This is what visitors see when they walk in. An entirely intact power plant, it’s very impressive. The building was at risk of demolition when the power plant closed, but funding from the European Union enabled it to be refurbished to become a museum.
The ladders to the higher levels are blocked off, but visitors can still access the upper areas later on during the visit.
The museum has a clever set-up where they’ve placed their audio tour on their web-site, so visitors can just play the appropriate audio as they walk around. Although I use my data, the staff member explained that there was free wi-fi to allow visitors to access their web-site. On the subject of the staff member, she was full of enthusiasm and it’s great to get an introduction to a museum so help get a understanding of what there is to see.
I did listen carefully to the audio tour, but since it involves engineering, I forgot nearly all of it immediately. The above chamber was something to do with heating something, and it was apparently a nightmare to clean as the staff member had to crawl in and then be subject to a hot floor and toxic chemicals. Nice….
This is in a room which was originally walled up and it did something hot and exciting. They’ve knocked a hole in the wall now so that visitors can go inside.
The control panel of the power station.
I think this is a condenser.
Something power related.
On the upper level, which is reached by going up some rather steep steps. As I’ve discovered from other museums this week, Lithuania seems to have opted-out from the EU rules on not having steep steps in museums.
Another photo looking down on the power plant equipment. It was originally built in 1903 and at the time it was the first power plant in the city, with the museum opening in 2003 to mark the 100th anniversary. The reason for it coming into use was that the city didn’t want to use gas from Berlin to light the streets, they wanted their own provision. This, as events later showed, was probably a rather sensible idea.

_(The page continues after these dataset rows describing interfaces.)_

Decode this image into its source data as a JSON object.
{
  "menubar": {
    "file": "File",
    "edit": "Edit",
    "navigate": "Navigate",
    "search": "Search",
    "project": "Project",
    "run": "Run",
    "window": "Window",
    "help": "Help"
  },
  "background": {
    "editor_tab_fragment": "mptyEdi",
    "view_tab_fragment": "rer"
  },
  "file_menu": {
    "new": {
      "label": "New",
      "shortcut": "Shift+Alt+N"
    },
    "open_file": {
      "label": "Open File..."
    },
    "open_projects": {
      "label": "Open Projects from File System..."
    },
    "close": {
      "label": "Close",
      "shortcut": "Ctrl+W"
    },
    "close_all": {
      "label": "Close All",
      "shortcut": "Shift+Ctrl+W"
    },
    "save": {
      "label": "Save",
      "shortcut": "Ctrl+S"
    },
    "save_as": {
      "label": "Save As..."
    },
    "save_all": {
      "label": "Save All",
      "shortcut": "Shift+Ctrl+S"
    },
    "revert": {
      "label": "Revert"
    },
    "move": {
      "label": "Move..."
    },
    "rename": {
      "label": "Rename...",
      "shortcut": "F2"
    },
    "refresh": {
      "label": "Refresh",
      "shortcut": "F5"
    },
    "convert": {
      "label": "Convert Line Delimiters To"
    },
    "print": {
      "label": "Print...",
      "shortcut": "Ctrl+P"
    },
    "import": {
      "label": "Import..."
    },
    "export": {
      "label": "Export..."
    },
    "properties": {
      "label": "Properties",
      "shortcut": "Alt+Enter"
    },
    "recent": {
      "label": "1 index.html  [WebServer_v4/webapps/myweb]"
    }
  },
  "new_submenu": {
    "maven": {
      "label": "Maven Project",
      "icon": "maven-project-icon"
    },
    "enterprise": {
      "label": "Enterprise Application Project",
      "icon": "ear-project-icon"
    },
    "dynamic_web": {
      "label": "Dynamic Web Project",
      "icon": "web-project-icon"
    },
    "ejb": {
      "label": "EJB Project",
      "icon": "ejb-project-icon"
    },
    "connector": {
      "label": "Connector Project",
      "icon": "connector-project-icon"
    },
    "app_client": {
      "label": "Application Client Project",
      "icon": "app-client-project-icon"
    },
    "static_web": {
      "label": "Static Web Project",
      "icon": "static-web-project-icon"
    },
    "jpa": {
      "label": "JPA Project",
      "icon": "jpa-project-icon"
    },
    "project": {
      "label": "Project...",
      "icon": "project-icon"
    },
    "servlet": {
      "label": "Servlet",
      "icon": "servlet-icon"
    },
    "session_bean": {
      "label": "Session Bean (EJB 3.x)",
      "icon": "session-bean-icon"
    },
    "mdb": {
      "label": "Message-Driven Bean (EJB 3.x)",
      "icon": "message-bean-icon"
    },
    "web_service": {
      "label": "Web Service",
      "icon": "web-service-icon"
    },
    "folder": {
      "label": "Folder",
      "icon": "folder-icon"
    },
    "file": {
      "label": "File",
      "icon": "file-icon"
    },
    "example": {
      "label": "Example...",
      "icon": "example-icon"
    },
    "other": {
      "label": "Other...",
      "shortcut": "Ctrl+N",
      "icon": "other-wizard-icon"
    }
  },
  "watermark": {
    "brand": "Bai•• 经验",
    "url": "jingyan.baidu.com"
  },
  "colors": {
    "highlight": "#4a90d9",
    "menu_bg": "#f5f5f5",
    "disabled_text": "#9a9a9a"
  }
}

A piece of art on the ground floor by Danas Aleksa which is called ‘Dialogue’. I’m guessing that it is a representation of how the younger generation use technology, but I have no idea.
On the first floor there is a display of industrial equipment, which includes a printing press. And lots of printing blocks and letters of all different sizes.
A display of various electrical equipment which would have been powered by the power plant during the twentieth century.
There is a room for kids which has inter-active exhibits. This one scared me as I wasn’t expecting it, it’s called ‘music circles’ and if you stand underneath one of the lights it breaks the beam and it makes a noise. You’re meant to work out how to play a tune, but I moved away from the area….
An early post box.
A late nineteenth century water pump.
The above two photos are of an old computer.
It’s a nicely laid out museum and the central element of the power plant equipment certainly ensures that it fits its aim of being an energy and technology museum. I can imagine it’d be popular with kids who can explore the multiple levels of power plant.
Entrance to the museum usually costs €3, although I used my Vilnius City Card.